[ED] Launch of megacity
The union of three local governments ― Busan, Ulsan, and South Gyeongsang Province ― was launched Tuesday as the nation’s first special local government. It refers to the union of multiple local governments to create a single economic and living zone by forming a common government and legislative body supported by the central government. This is a new model for balanced development introduced last October.
More than half of Korea’s population is concentrated in the Seoul metro region, which accounts for only 12 percent of the country’s territory, resulting in traffic and housing chaos. So the “Bu-Ul-Gyeong Special Union” was pushed through consultations among local governments in the nation’s southeastern region to overcome provincial declines and the concentration of the greater Seoul area, which sucks everything ― money, jobs, culture and education ― like a black hole. It aims to grow into one of the eight megacities in Northeast Asia, going shoulder to shoulder with Seoul, Tokyo, Shanghai, Hong Kong, Osaka and Nagoya.
Some advanced countries have been building megacities since the 2000s. For example, in Japan, Osaka and Kyoto’s local governments established the Kansai Regional Union to jointly cope with tourism and cultural and medical issues, achieving good results. France implements the “Metropole” system, forming a single municipal community by putting several regions together. The United Kingdom has formed megacities centered on eight metropolitan areas.
The Bu-Ul-Gyeong Special Union aims to increase its population to 10 million by 2040 from 7.9 million today and expand its gross regional domestic product (GRDP) to 491 trillion won from 275 trillion won ($222 billion) over that period. The regional union also seeks to create a wide-area transportation network to build an economic and cultural community where everything is reachable in an hour by focusing on the automobile, shipbuilding, aviation, and logistics industries.
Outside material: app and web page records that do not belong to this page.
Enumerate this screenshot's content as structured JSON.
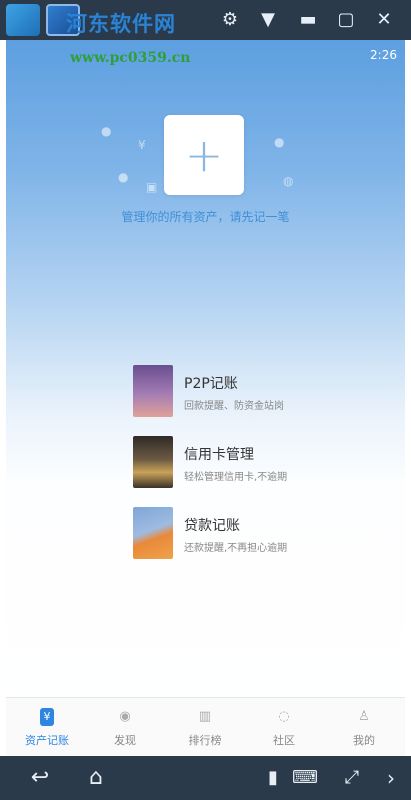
{
  "window": {
    "watermark_title": "河东软件网",
    "watermark_url": "www.pc0359.cn",
    "controls": [
      "gear-icon",
      "menu-icon",
      "minimize-icon",
      "maximize-icon",
      "close-icon"
    ]
  },
  "status": {
    "time": "2:26"
  },
  "hero": {
    "add_symbol": "+",
    "hint": "管理你的所有资产，请先记一笔"
  },
  "features": [
    {
      "title": "P2P记账",
      "subtitle": "回款提醒、防资金站岗"
    },
    {
      "title": "信用卡管理",
      "subtitle": "轻松管理信用卡,不逾期"
    },
    {
      "title": "贷款记账",
      "subtitle": "还款提醒,不再担心逾期"
    }
  ],
  "tabs": [
    {
      "label": "资产记账",
      "icon": "¥",
      "active": true
    },
    {
      "label": "发现",
      "icon": "◉",
      "active": false
    },
    {
      "label": "排行榜",
      "icon": "▥",
      "active": false
    },
    {
      "label": "社区",
      "icon": "◌",
      "active": false
    },
    {
      "label": "我的",
      "icon": "♙",
      "active": false
    }
  ],
  "colors": {
    "accent": "#2f86e0",
    "hint": "#3f8fd6",
    "titlebar": "#2a3a4a"
  }
}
The union will soon elect its government and legislative heads and designate its buildings before starting official business next January. Naturally, some conflicts are expected in this process. However, the special union comes as an alternative plan amid the desperate situation where provinces vanish. The three local governments are responsible for turning it into a success by pooling their wisdom. Also, the incoming administration should not spare support.